Consequently, I found myself that next Friday evening trailing along a hillside overlooking a flat field as John and the ranking boys in the troop looked for an appropriate campsite. They chose wisely, and soon the tents were pitched and a campfire was roaring, billowing white smoke into the air. I savored the aroma of the woodsmoke, the cackle of the gases as the flames licked at the wood. Later, after food was cooked and enjoyed, I gathered with the others around the campfire and listened in awe as John recounted a tale of the Shawnees who had once roamed this very land. It was magical!
As years passed, I had the opportunity to see John in action as he led by example. He was always willing and eager to help the scouts plan their various forays into the woods and hills which surrounded our community. He was there to tell a tall tale or scary story as the scouts gathered around the traditional campfire. He was there to lend a hand as the scouts crossed back and forth across Spain Creek, or as they hosted the annual Horse Show ( a fund-raising event) at the town's park. John was there when the troop traveled to the area of Ash Cave in south-central Ohio to hold a sunrise service under one of the rock outcroppings. He was there on that same occasion to point out to the non-observant boys a copperhead snake which lay basking in the morning sun. John was there when the boys in the troop decided to hike with full backpacks cross-county from North Lewisburg to Kiser Lake...and he joined us in that test of physical stamina and endurance as the task was completed.

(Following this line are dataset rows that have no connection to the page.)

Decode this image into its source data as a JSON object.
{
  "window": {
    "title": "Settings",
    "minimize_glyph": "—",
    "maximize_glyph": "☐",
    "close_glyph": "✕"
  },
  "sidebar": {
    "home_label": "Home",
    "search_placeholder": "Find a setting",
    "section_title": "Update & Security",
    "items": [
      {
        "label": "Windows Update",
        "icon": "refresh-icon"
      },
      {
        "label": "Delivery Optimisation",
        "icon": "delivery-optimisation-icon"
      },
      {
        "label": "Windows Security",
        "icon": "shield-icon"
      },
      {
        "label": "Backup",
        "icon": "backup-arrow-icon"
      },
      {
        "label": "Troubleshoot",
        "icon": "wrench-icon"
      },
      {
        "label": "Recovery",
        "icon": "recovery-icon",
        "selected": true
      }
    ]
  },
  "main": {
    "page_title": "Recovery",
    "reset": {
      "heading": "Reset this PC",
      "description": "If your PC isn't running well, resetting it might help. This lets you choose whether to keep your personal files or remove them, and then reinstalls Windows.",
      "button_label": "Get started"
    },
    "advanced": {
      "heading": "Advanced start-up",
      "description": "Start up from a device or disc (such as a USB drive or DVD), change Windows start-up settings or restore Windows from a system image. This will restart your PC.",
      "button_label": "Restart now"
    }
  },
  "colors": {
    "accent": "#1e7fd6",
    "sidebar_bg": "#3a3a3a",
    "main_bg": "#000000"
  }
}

John led us from Springfield to Urbana along the old Simon Kenton Trail, stopping us periodically to point out yet another historic site on our journey. John J. Tomlin was there when each boy was awarded patches or merit badges for successfully completing yet another prerequisite while "trailing the Eagle." He epitomized "The Scoutmaster" as depicted in Norman Rockwell's famous painting of that name.
John J. Tomlin was honored in August 2009 with a surprise reception in his honor when he returned from his home, now in Kansas, to his old hometown of North Lewisburg. A small crowd gathered in the town's municipal building to cheer him for his efforts over so many years of dedicated service to the youth of the community. Old guys, like myself, who had been members of Troop 87 in the 1960s were joined by the 21st century rendition of troop members and leaders.
It was a special day for my old Scoutmaster, my mentor, and my friend. It had been a long time in coming, and was richly deserved.
Thanks, John, for your dedication, your exemplary leadership, and your untiring efforts in behalf of youth. Thanks for the many outdoor adventures, and the life-enhancing skills which you taught. You've justly earned your inclusion as one of the "characters in my play."
In Memory of John J. Tomlin
March 15, 1924 - October 20, 2011